Metadata Surveillance: Why the Government Needs to Know What you Ate for Breakfast

Stream: Panel 9 - Human Rights & Democracy: Metadata, Whistle-blowing, Privacy, and Law 
Date: Monday, 26 September 2016
Time: 11.30 am – 1.00 pm
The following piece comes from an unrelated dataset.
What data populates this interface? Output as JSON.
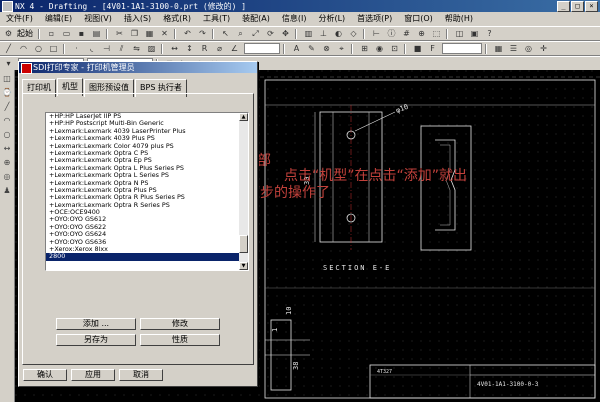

Metadata collection and retention is an essential source of intelligence for agencies working in national security. Governments around the world have mandated data retention policies, implemented standards across government agencies, and have made legislative reforms to facilitate the sharing of metadata. I will introduce how metadata is used by national security agencies paying particular attention to Big Data analytics of bulk data-sets, the techniques used to minimise privacy concerns, then compare the legal and policy frameworks from Australia, Canada and the United Kingdom. The comparison will examine both procedural issues, legal restraints as well as privacy, oversight, transparency and other human rights concerns.


Alana Maurushat (Presenter), UNSW Law
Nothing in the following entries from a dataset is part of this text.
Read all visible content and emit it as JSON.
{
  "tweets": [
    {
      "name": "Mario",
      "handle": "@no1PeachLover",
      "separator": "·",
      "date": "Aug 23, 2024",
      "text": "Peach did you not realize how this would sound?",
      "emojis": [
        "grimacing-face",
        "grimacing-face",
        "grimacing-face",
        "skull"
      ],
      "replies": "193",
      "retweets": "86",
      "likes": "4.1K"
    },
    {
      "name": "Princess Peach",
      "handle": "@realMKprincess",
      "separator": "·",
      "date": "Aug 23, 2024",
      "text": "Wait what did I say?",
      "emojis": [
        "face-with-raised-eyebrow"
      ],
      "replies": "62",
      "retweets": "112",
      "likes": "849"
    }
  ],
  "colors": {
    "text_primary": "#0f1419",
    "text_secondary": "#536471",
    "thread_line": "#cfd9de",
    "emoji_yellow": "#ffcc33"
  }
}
Dr Alana Maurushat, B.A. in Communications (University of Calgary), B.C.L.(McGill), LL.B. (McGill), LL.M. with Concentration in Law and Technology (University of Ottawa), PhD (University of New South Wales) is Senior Lecturer at the Faculty of Law, UNSW; Key Researcher on the D2DCRC – Big Data in National Security; and Senior Fellow with the new Australian CyberSecurity Centre for Research and Education at ADFA /UNSW. She is on the Board of Directors for the cybercrime company IFW. She has keynoted and presented at many conferences including CSI, AusCERT, High Tech Crime Conference and ISOI, and is in the media on a regular basis including 7:30 Report, 60 Minutes, ABC radio, and the Wall Street Journal. She has lectured in the fields of law, criminology, foreign policy, and computer science in Hong Kong, Canada, the United States, France, the United Kingdom and Australia. Alana has done consultancy work on cyber security, open data, big data, technology and civil liberties (freedom of expression, privacy and freedom of assembly) for both the Australian and Canadian governments, and for the NGO, Freedom House. Recent books include Disclosure of Security Vulnerabilities and two forthcoming books are Ethical Hacking (2016), and Botnets (2017).